* _Task description_
The response should be the records below, repeated exactly, with each picture left out.

* _Dataset records_
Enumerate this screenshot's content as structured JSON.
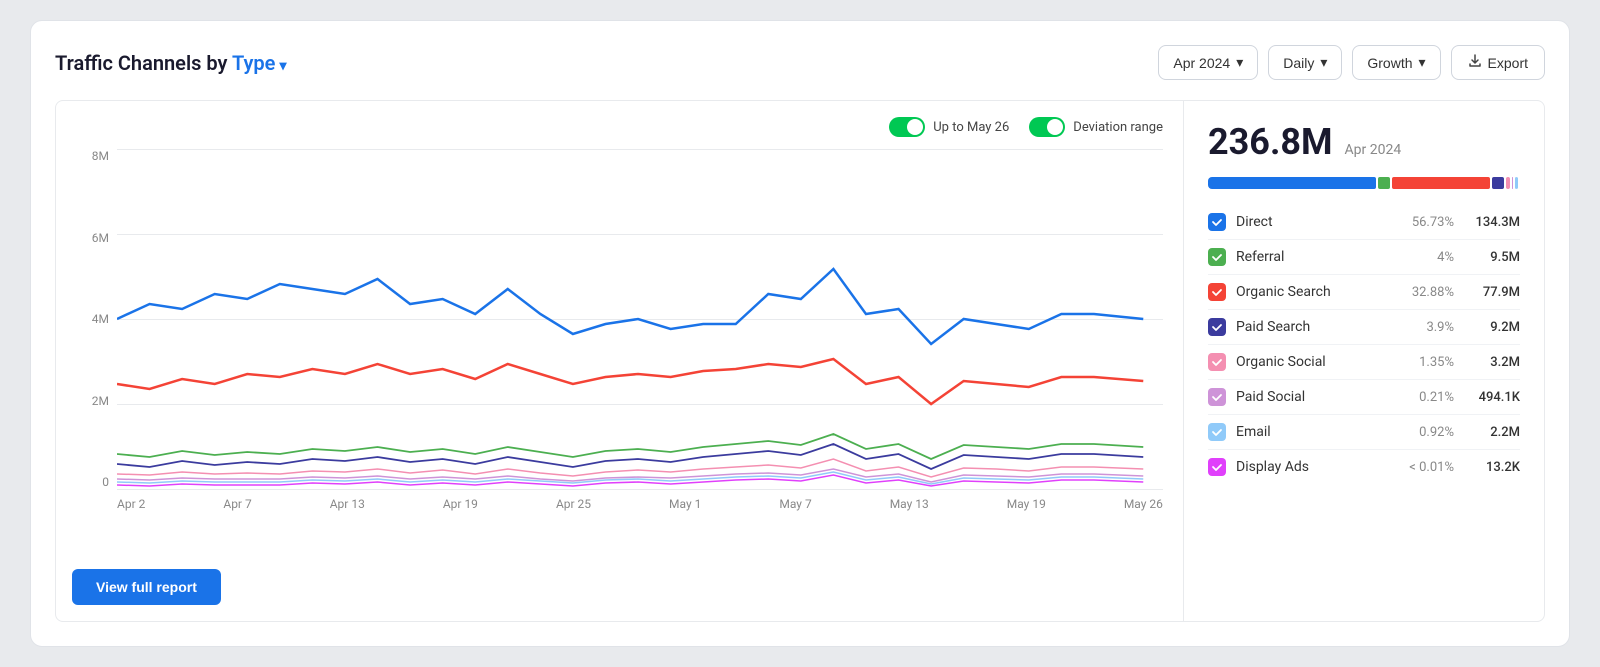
{
  "header": {
    "title_prefix": "Traffic Channels by ",
    "title_type": "Type",
    "chevron": "▾"
  },
  "controls": {
    "date_label": "Apr 2024",
    "frequency_label": "Daily",
    "metric_label": "Growth",
    "export_label": "Export"
  },
  "toggles": {
    "up_to_label": "Up to May 26",
    "deviation_label": "Deviation range"
  },
  "chart": {
    "y_axis": [
      "8M",
      "6M",
      "4M",
      "2M",
      "0"
    ],
    "x_axis": [
      "Apr 2",
      "Apr 7",
      "Apr 13",
      "Apr 19",
      "Apr 25",
      "May 1",
      "May 7",
      "May 13",
      "May 19",
      "May 26"
    ]
  },
  "view_report": {
    "label": "View full report"
  },
  "legend": {
    "total_value": "236.8M",
    "total_period": "Apr 2024",
    "items": [
      {
        "name": "Direct",
        "color": "#1a73e8",
        "pct": "56.73%",
        "value": "134.3M",
        "bar_pct": 56.73
      },
      {
        "name": "Referral",
        "color": "#4caf50",
        "pct": "4%",
        "value": "9.5M",
        "bar_pct": 4
      },
      {
        "name": "Organic Search",
        "color": "#f44336",
        "pct": "32.88%",
        "value": "77.9M",
        "bar_pct": 32.88
      },
      {
        "name": "Paid Search",
        "color": "#3b3b9e",
        "pct": "3.9%",
        "value": "9.2M",
        "bar_pct": 3.9
      },
      {
        "name": "Organic Social",
        "color": "#f48fb1",
        "pct": "1.35%",
        "value": "3.2M",
        "bar_pct": 1.35
      },
      {
        "name": "Paid Social",
        "color": "#ce93d8",
        "pct": "0.21%",
        "value": "494.1K",
        "bar_pct": 0.21
      },
      {
        "name": "Email",
        "color": "#90caf9",
        "pct": "0.92%",
        "value": "2.2M",
        "bar_pct": 0.92
      },
      {
        "name": "Display Ads",
        "color": "#e040fb",
        "pct": "< 0.01%",
        "value": "13.2K",
        "bar_pct": 0.01
      }
    ]
  }
}
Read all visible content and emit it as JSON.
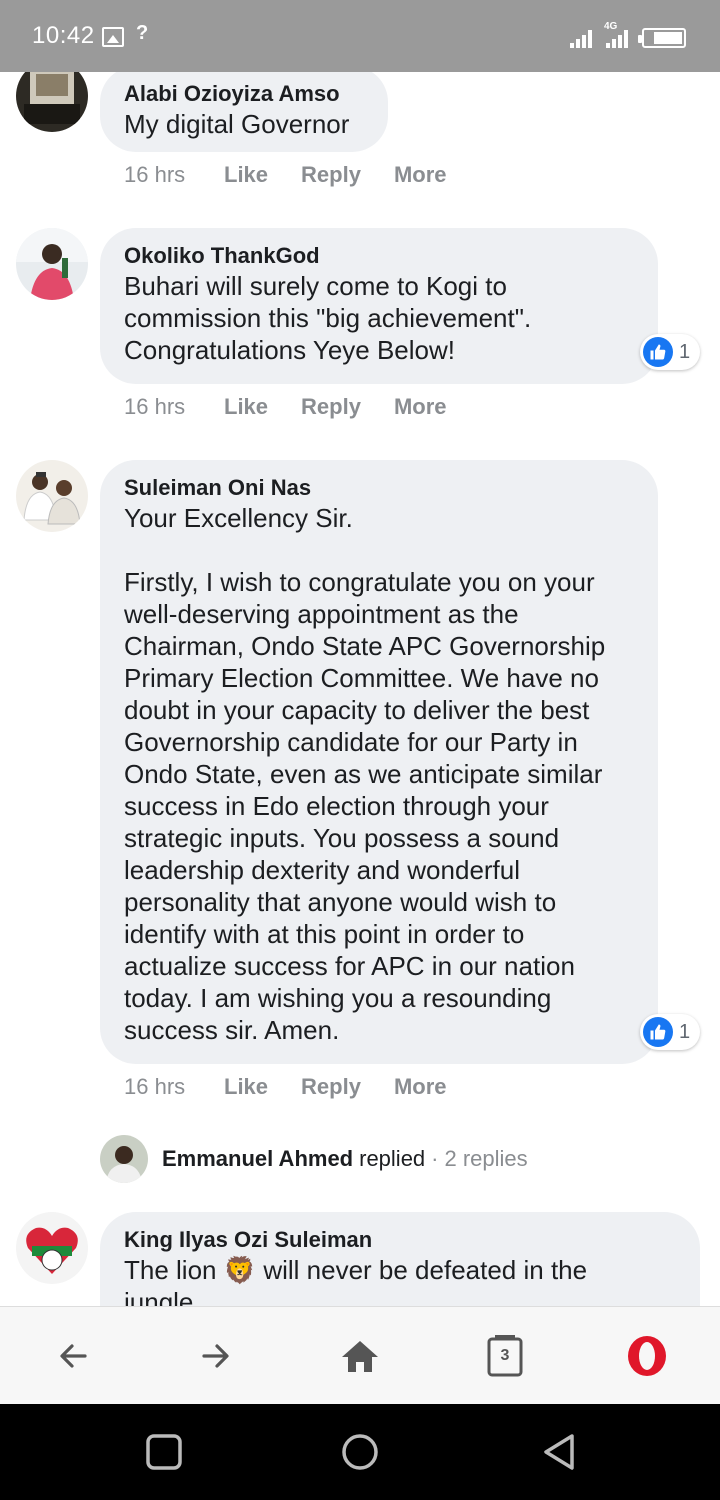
{
  "status_bar": {
    "time": "10:42",
    "network_label": "4G",
    "icons": [
      "image-icon",
      "no-signal-icon",
      "signal-icon",
      "signal-4g-icon",
      "battery-icon"
    ]
  },
  "comments": [
    {
      "author": "Alabi Ozioyiza Amso",
      "text": "My digital Governor",
      "time": "16 hrs",
      "actions": [
        "Like",
        "Reply",
        "More"
      ]
    },
    {
      "author": "Okoliko ThankGod",
      "text": "Buhari will surely come to Kogi to\ncommission this \"big achievement\".\nCongratulations Yeye Below!",
      "time": "16 hrs",
      "actions": [
        "Like",
        "Reply",
        "More"
      ],
      "reactions": "1"
    },
    {
      "author": "Suleiman Oni Nas",
      "text": "Your Excellency Sir.\n\nFirstly, I wish to congratulate you on your\nwell-deserving appointment as the\nChairman, Ondo State APC Governorship\nPrimary Election Committee. We have no\ndoubt in your capacity to deliver the best\nGovernorship candidate for our Party in\nOndo State, even as we anticipate similar\nsuccess in Edo election through your\nstrategic inputs. You possess a sound\nleadership dexterity and wonderful\npersonality that anyone would wish to\nidentify with at this point in order to\nactualize success for APC in our nation\ntoday. I am wishing you a resounding\nsuccess sir. Amen.",
      "time": "16 hrs",
      "actions": [
        "Like",
        "Reply",
        "More"
      ],
      "reactions": "1"
    },
    {
      "author": "King Ilyas Ozi Suleiman",
      "text": "The lion 🦁 will never be defeated in the\njungle"
    }
  ],
  "reply_summary": {
    "name": "Emmanuel Ahmed",
    "verb": "replied",
    "separator": "·",
    "count": "2 replies"
  },
  "browser_bar": {
    "tabs_count": "3",
    "buttons": [
      "back-arrow-icon",
      "forward-arrow-icon",
      "home-icon",
      "tabs-icon",
      "opera-logo-icon"
    ]
  },
  "system_nav": [
    "recent-apps-icon",
    "home-circle-icon",
    "back-triangle-icon"
  ],
  "colors": {
    "status_bar": "#9a9a9a",
    "bubble": "#eef0f3",
    "like_blue": "#1877f2",
    "muted_text": "#8a8d91",
    "opera_red": "#e0172a"
  }
}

* _Solution_
Enumerate this screenshot's content as structured JSON.
{
  "header": {
    "title_prefix": "Traffic Channels by ",
    "title_type": "Type",
    "chevron": "▾"
  },
  "controls": {
    "date_label": "Apr 2024",
    "frequency_label": "Daily",
    "metric_label": "Growth",
    "export_label": "Export"
  },
  "toggles": {
    "up_to_label": "Up to May 26",
    "deviation_label": "Deviation range"
  },
  "chart": {
    "y_axis": [
      "8M",
      "6M",
      "4M",
      "2M",
      "0"
    ],
    "x_axis": [
      "Apr 2",
      "Apr 7",
      "Apr 13",
      "Apr 19",
      "Apr 25",
      "May 1",
      "May 7",
      "May 13",
      "May 19",
      "May 26"
    ]
  },
  "view_report": {
    "label": "View full report"
  },
  "legend": {
    "total_value": "236.8M",
    "total_period": "Apr 2024",
    "items": [
      {
        "name": "Direct",
        "color": "#1a73e8",
        "pct": "56.73%",
        "value": "134.3M",
        "bar_pct": 56.73
      },
      {
        "name": "Referral",
        "color": "#4caf50",
        "pct": "4%",
        "value": "9.5M",
        "bar_pct": 4
      },
      {
        "name": "Organic Search",
        "color": "#f44336",
        "pct": "32.88%",
        "value": "77.9M",
        "bar_pct": 32.88
      },
      {
        "name": "Paid Search",
        "color": "#3b3b9e",
        "pct": "3.9%",
        "value": "9.2M",
        "bar_pct": 3.9
      },
      {
        "name": "Organic Social",
        "color": "#f48fb1",
        "pct": "1.35%",
        "value": "3.2M",
        "bar_pct": 1.35
      },
      {
        "name": "Paid Social",
        "color": "#ce93d8",
        "pct": "0.21%",
        "value": "494.1K",
        "bar_pct": 0.21
      },
      {
        "name": "Email",
        "color": "#90caf9",
        "pct": "0.92%",
        "value": "2.2M",
        "bar_pct": 0.92
      },
      {
        "name": "Display Ads",
        "color": "#e040fb",
        "pct": "< 0.01%",
        "value": "13.2K",
        "bar_pct": 0.01
      }
    ]
  }
}
Read all visible content and emit it as JSON.
{
  "status_bar": {
    "time": "10:42",
    "network_label": "4G",
    "icons": [
      "image-icon",
      "no-signal-icon",
      "signal-icon",
      "signal-4g-icon",
      "battery-icon"
    ]
  },
  "comments": [
    {
      "author": "Alabi Ozioyiza Amso",
      "text": "My digital Governor",
      "time": "16 hrs",
      "actions": [
        "Like",
        "Reply",
        "More"
      ]
    },
    {
      "author": "Okoliko ThankGod",
      "text": "Buhari will surely come to Kogi to\ncommission this \"big achievement\".\nCongratulations Yeye Below!",
      "time": "16 hrs",
      "actions": [
        "Like",
        "Reply",
        "More"
      ],
      "reactions": "1"
    },
    {
      "author": "Suleiman Oni Nas",
      "text": "Your Excellency Sir.\n\nFirstly, I wish to congratulate you on your\nwell-deserving appointment as the\nChairman, Ondo State APC Governorship\nPrimary Election Committee. We have no\ndoubt in your capacity to deliver the best\nGovernorship candidate for our Party in\nOndo State, even as we anticipate similar\nsuccess in Edo election through your\nstrategic inputs. You possess a sound\nleadership dexterity and wonderful\npersonality that anyone would wish to\nidentify with at this point in order to\nactualize success for APC in our nation\ntoday. I am wishing you a resounding\nsuccess sir. Amen.",
      "time": "16 hrs",
      "actions": [
        "Like",
        "Reply",
        "More"
      ],
      "reactions": "1"
    },
    {
      "author": "King Ilyas Ozi Suleiman",
      "text": "The lion 🦁 will never be defeated in the\njungle"
    }
  ],
  "reply_summary": {
    "name": "Emmanuel Ahmed",
    "verb": "replied",
    "separator": "·",
    "count": "2 replies"
  },
  "browser_bar": {
    "tabs_count": "3",
    "buttons": [
      "back-arrow-icon",
      "forward-arrow-icon",
      "home-icon",
      "tabs-icon",
      "opera-logo-icon"
    ]
  },
  "system_nav": [
    "recent-apps-icon",
    "home-circle-icon",
    "back-triangle-icon"
  ],
  "colors": {
    "status_bar": "#9a9a9a",
    "bubble": "#eef0f3",
    "like_blue": "#1877f2",
    "muted_text": "#8a8d91",
    "opera_red": "#e0172a"
  }
}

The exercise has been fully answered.